Recycling needs to be employed to combat our waste problems -- but it should not be used to justify a continued trajectory of growth for the plastics industry. Take it from us -- recycling is hard and inefficient. In general, plastics are collected as mixed materials that can not be processed together. It is often hard to extract value from the separation and cleaning of these materials. Our friends at Sustainable Coastlines Hawaii and Kokua Hawaii Foundation tend to the windward shores of Hawaii that filter through the endless smog of plastic dispersing through the Pacific Ocean -- take a look at their work or join a beach cleanup to see the issue and education first hand.
Our focus at Bureo is narrowly aligned with preventing plastic pollution from fishing nets, but we believe our experience over the last 8 years has given us a unique perspective on the issue. Building infrastructure to collect end-of-life plastics before they end up in the ocean can be successful in isolated and targeted programs that are able to capture value from consistent and clean sources of waste that can be repurposed to replace new plastics.
We implement this approach with our community based programs to educate fisheries, provide financial incentives and collect back nets at their end of life -- before they disappear into the depths of the ocean. We strongly believe that if every fishing community had access to education and infrastructure to discard end of life fishing gear that we could dramatically reduce the impacts of this waste.This is a systems based solution that proves that targeted collection programs can provide novel ways to prevent plastic pollution in our environment.
There is much attention paid to the 5.25 trillion pieces of plastic that have infiltrated our ocean waters, but we urge you to take notice of the harmful impacts of this material that extends back through the communities where it was made, and the often underserved communities that bear the brunt of plastic waste’s insidious ability to wreak havoc on ecosystems.
[While it’s helpful to recycle and make use of the plastics already circulating on our planet -- we must find ways to make less new plastics. ]
As one of the many tools in a zero waste system, we must continue to scale and replicate recycling programs to help rebuild a cleaner and safer planet. We strive to continue to use innovation to inspire the next generation to build more responsible products -- and we hope to educate and empower consumers to make conscious decisions.We will work to advocate for environmental justice, and use our platform to influence governments, industries and our partners to use business for good.
We began recycling fishing nets through a community based model, and we pledge to scale our business and mission with shared values for the well being of people and our planet. For now -- one hat brim at a time.

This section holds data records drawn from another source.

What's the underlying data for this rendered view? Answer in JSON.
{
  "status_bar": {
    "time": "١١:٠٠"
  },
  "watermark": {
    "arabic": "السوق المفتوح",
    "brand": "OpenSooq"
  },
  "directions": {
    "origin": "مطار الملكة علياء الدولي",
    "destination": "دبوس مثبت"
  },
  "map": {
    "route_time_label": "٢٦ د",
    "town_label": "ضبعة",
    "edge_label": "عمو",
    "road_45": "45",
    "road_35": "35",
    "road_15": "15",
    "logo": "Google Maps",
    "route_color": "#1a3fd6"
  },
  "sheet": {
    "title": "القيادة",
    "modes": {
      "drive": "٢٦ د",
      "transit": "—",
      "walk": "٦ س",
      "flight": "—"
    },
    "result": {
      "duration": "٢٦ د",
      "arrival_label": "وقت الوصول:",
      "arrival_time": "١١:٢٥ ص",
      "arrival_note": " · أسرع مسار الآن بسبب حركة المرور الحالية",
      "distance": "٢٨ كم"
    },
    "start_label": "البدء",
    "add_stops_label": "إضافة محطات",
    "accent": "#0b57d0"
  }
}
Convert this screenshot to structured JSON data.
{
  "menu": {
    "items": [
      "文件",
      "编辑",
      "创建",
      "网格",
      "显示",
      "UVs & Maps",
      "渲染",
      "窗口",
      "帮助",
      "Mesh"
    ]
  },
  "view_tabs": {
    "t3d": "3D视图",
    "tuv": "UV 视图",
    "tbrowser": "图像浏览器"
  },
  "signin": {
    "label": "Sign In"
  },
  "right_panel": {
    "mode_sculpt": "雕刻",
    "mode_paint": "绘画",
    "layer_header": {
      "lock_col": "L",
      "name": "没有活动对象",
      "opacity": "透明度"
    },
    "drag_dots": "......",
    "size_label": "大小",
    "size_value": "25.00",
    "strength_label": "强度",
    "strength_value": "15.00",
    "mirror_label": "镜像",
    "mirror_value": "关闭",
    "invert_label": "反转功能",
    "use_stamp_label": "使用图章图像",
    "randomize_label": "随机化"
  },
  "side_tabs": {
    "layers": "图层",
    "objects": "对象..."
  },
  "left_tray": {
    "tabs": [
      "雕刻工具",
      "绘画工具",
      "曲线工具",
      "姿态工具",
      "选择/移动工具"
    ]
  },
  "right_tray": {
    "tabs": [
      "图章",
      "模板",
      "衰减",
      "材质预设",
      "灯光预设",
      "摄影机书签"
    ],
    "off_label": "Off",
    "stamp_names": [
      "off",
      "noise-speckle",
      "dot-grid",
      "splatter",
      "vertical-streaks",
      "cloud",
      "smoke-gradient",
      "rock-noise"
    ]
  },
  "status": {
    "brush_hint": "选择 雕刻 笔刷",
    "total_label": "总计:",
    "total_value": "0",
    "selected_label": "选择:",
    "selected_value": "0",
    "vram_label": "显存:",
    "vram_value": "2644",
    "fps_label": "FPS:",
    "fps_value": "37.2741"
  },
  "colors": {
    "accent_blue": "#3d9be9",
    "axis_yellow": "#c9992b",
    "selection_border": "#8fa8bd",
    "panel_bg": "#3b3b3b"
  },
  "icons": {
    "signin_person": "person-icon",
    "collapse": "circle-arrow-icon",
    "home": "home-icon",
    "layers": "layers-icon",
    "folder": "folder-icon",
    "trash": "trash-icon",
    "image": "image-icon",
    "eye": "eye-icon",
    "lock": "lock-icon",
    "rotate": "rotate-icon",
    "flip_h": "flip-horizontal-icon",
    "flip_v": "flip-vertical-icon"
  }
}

Let’s get to work!
Plastic & Health: The Hidden Costs of a Plastic Planet - CIEL - Feb 2019
Plastic & Climate: The Hidden Costs of a Plastic Planet - CIEL - May 2019
Trump's EPA Concludes Environmental Racism Is Real - The Atlantic - 28 Feb 2018